If there were awards just for strength of spirit and indomitability in the face of a collapse of one’s universe of being, acid attack survivors would win them. At the trailer launch of Chhapak, on the life of survivor Laxmi Agarwal, Deepika Padukone broke down as this dawned on her. Director Meghna Gulzar then stepped in with words.
A luscious chocolate cake cut at Ranthambhore national park, that too with loved ones to share it with. If you smell a grand matriarch celebrating a milestone, you’re right. That’s Sharmila Tagore celebrating her 75th birthday, with her entire brood around her—flanked by daughters Soha and Saba Ali Khan, with Saif (shouldering Taimur), Kareena and Kunal Khemmu. A safari in an open jeep was knitted into the event—quite possibly the animals joined in for a bite of sight-seeing too!

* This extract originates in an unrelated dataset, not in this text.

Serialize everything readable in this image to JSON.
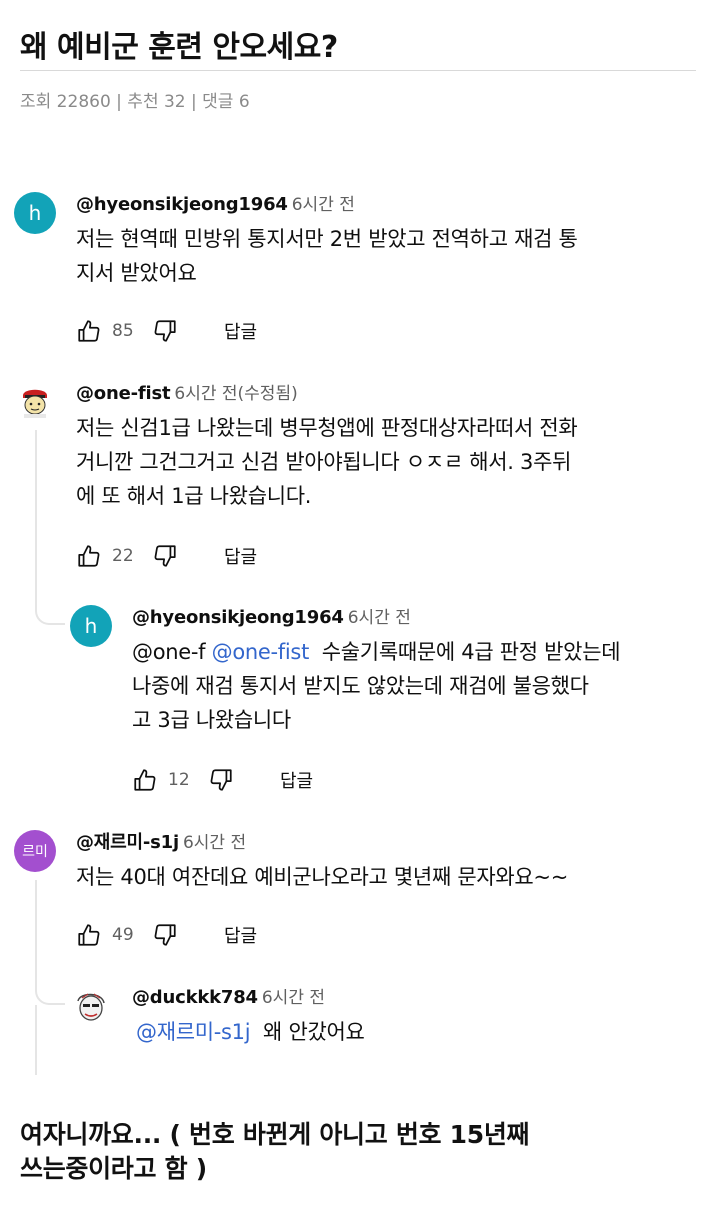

The Miss Universe pageant was condemned for many things—covert front for the glamour and beauty products industry, as well as upholding Caucasian ideals of beauty. South Africa’s Zozibini Tunzi, though, is here in person to provide a corrrective—she’s the third African woman to win the crown. Can her chiselled person give other girls of colour the confidence of declaring themselves beauties anywhere on the planet? You bet it does, even if it involves shattering old mirrors to smithereens.
Here is a rhetorical question about fashion: Should anyone in the prime of their animal attraction ever wear puffy, shiny shoulders that narrow down, quite unaccountably, into tight sleeves, and still be allowed to claim to be a top setter of syles? Glaringly and coolly, Anoushka Sharma dares the very thing at an awards that celebrates ‘glamour and style’, picks up a trophy, and gets complimented by her fellow winner Alia (who wasn’t going to take any chance with this black and pink gown) for her ‘glamorous’ look. That would do it for all you who were likening it to a fencer’s white garb without the head gear, wouldn’t it? Admit it boys, good fashion is often what the fashionable wear on a whim.
During the high noon of film modernism in the early ’60s, no one projected the meaningless blank verse festering at the heart of Europe’s post-war material success as Michelangelo Antonioni. Through his trilogy L’Avventura (1960), La Notte (’61) and L’Eclisse (’62), as well as Red Desert (’64), he held up for examination the meaninglessless that plagued Europe’s beautiful children—the corrosive malaise gnawing at the heart of their acts of work, play and love. The malleable instrument at his disposal was the stunning Monica Vitti (1933-). Mastroanni, Jeanne Moreau and Alain Delon might plumb the recesses of agony and despair, but the one true figure embodying the enervating soul of hectic excess was Vitti—blonde, windblown hair and all-seeing eyes mutely withstanding wind-tossed seas and emotions in turmoil, a hint of compassionate sense amidst all the incomprehensibility.